Kevin Harvick and Other Drivers Push Back With NASCAR and Sanctioning Body Scraps ‘Science Experiment’ at Martinsville, According to Report
Kevin Harvick has never been someone to hold back what’s on his mind. As a veteran in the Cup Series garage, the 2014 champion has used his voice to speak out on a variety of issues in the past.
According to a new report, the Stewart-Haas Racing driver was at it again this past week when he and others were vocal in opposing a NASCAR “science experiment” added to the scheduled test at Martinsville Speedway, and the sanctioning body reversed course and scrapped its plans.

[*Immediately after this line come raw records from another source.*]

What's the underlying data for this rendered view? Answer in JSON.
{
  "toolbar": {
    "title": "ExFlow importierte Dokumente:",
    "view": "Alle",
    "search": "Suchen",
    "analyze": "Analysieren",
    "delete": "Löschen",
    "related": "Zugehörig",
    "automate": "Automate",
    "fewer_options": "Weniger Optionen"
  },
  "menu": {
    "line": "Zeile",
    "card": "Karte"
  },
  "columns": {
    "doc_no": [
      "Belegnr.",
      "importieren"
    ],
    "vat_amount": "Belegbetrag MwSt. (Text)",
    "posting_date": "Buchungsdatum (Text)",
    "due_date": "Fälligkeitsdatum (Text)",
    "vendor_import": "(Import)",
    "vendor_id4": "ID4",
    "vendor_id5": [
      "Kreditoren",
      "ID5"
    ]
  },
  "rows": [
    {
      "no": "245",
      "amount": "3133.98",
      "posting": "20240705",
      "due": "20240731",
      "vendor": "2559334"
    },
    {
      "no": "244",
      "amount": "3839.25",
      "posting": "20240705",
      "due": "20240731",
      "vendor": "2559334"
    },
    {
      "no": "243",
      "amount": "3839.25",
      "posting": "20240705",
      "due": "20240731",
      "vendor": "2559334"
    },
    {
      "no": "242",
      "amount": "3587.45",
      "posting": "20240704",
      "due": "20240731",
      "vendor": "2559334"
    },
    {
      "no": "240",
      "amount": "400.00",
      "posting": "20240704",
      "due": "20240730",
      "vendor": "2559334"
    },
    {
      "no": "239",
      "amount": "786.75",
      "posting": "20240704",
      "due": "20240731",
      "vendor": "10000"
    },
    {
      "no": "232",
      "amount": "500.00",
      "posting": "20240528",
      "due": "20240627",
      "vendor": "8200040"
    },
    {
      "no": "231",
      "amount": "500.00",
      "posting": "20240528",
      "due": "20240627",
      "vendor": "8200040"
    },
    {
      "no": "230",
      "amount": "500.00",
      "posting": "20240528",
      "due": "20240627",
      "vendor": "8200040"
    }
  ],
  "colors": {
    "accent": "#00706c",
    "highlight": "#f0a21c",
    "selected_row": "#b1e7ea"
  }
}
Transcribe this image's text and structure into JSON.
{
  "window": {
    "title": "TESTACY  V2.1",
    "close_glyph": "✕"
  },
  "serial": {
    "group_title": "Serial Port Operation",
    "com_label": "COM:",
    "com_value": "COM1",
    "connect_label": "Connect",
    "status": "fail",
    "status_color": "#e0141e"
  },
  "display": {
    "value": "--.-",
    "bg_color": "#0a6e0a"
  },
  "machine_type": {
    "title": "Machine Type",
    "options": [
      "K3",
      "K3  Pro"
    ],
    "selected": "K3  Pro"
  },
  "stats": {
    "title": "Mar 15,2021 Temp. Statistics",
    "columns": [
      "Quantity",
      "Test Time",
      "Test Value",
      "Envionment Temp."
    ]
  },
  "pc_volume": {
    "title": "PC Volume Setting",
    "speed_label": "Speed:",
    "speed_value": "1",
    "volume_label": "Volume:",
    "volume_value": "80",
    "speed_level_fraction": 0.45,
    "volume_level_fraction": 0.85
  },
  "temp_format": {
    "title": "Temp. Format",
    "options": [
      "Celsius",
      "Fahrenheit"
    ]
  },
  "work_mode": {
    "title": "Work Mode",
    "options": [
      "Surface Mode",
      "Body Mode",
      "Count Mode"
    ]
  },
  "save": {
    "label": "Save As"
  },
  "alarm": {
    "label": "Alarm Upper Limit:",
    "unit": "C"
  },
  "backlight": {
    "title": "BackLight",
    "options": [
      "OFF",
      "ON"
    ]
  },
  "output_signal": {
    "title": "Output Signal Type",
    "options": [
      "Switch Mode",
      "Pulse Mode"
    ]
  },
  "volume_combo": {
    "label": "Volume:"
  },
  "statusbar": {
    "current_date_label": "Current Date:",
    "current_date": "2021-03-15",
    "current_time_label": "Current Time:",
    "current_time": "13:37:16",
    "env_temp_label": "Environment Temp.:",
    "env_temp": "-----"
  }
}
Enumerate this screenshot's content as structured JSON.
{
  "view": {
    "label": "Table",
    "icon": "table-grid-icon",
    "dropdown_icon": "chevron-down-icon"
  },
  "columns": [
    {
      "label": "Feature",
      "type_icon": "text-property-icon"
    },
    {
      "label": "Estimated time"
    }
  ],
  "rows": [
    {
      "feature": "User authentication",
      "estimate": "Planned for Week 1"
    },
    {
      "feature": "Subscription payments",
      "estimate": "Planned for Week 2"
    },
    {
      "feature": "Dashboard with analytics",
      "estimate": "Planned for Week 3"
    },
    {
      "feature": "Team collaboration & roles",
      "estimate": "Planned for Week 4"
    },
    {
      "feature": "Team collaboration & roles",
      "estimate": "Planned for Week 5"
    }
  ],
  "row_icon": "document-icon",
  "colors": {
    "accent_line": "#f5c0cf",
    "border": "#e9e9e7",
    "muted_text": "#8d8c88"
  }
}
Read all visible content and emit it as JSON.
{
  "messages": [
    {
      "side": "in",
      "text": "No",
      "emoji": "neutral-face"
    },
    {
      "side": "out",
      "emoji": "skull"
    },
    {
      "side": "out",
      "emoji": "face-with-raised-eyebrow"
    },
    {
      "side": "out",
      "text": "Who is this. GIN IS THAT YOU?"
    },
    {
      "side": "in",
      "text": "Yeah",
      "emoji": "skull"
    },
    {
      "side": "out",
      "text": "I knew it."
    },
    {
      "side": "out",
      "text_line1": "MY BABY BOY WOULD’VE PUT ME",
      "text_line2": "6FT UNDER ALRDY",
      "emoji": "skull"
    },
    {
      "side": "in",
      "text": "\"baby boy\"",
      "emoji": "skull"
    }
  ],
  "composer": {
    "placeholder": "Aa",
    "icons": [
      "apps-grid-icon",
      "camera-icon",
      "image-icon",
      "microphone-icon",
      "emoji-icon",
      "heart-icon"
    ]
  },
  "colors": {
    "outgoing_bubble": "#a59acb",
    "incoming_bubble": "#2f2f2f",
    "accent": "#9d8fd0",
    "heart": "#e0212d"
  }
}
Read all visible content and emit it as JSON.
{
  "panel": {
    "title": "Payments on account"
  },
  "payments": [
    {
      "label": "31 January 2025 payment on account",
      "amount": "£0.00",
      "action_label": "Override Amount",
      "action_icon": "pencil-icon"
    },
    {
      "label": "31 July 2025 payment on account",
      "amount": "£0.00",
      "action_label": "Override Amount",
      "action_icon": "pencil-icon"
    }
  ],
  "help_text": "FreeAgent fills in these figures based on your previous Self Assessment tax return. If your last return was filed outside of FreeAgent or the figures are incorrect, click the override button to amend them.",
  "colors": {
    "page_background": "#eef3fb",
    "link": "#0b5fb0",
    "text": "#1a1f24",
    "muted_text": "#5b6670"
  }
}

Kevin Harvick outspoken on issues in the past
Kevin Harvick has challenged NASCAR on more than a few occasions in his career. Last year he called out the organization on safety issues with the Next Gen car after reports of poor crash test results.
“As we sat in the drivers’ meeting that NASCAR had with us to show us everything, I think that the most frustrating part of the whole process is the fact that the safety piece to the drivers and the conversation with the drivers, which was asked for by the drivers, was had at the very end of everything,” Harvick said. “And as you look at that, I think the guys driving the cars are owed at least the respect enough to at least be a part of the process of what’s going on. Everybody is just a little bit frustrated with how all that’s been handled.”
More recently, he was outspoken about an interesting topic and the potential of shortening races.
“500 miles at Atlanta with a restrictor plate. That was a long day. It felt like we were in there forever,” he admitted. “I think the Daytona 500, obviously, needs to be 500 miles but the Coke 600 could be debated. But the rest of these races they shouldn’t even allow them to have 500-mile races. They, to me, seem like a thing of the past.”
Harvick against wet tire test at Martinsville
This week most Cup teams headed to Martinsville for organizational tests, including trying out new left-side tires. According to Freddie Kraft, Bubba Wallace’s spotter and a co-host on the Door Bumper Clear podcast, NASCAR unexpectedly added another unique test to the agenda.
“The rumor is the last two hours of the test at Martinsville on Wednesday, they’re going to wet the track down and run wet tire testing at Martinsville,” Kraft revealed.
“Let me ask you two things on that,” co-host Brett Griffin said. “Number one — is it fair to say this is a science project?”
“A hundred percent experiment,” Kraft replied.
“Whose science project is it?” Griffin questioned.
“NASCAR’s,” Wallace’s spotter replied.
“OK. Who is paying for the science project if you wreck a car?” the Kaulig Racing spotter continued his line of questioning.
“Not NASCAR,” Kraft answered.
After talking about the weekend’s race at Watkins Glen that started in the rain, Griffin concluded, “this seems like a waste of time and money to me.”
“There is a lot of teams that said, ‘No, we’re not doing that,'” Kraft acknowledged. “There’s one driver that said, ‘You can go to hell. I’m not doing that.'”
“Wonder which one that is?” Brad Keselowski’s spotter TJ Majors jumped into the conversation.
“He drives a Ford, I can tell you that much,” Kraft answered.
“He’s won two races this year, back to back,” Griffin casually mentioned, which drew a laugh from his fellow co-hosts.
NASCAR drops plans
On Tuesday, Fox’s Bob Pockrass tweeted from Martinsville and provided an update on the planned wet tire test.
“There were tentative plans to possibly water down the track for the final couple hours tomorrow but teams told me (on Saturday at Watkins Glen) that plan has been scrapped,” he wrote. “If it rains, teams would be able to run the wet-weather tires.”
Kevin Harvick has been in the sport a long time. He knows when to pick and choose his battles. He picked this one, along with some of his fellow competitors, and won.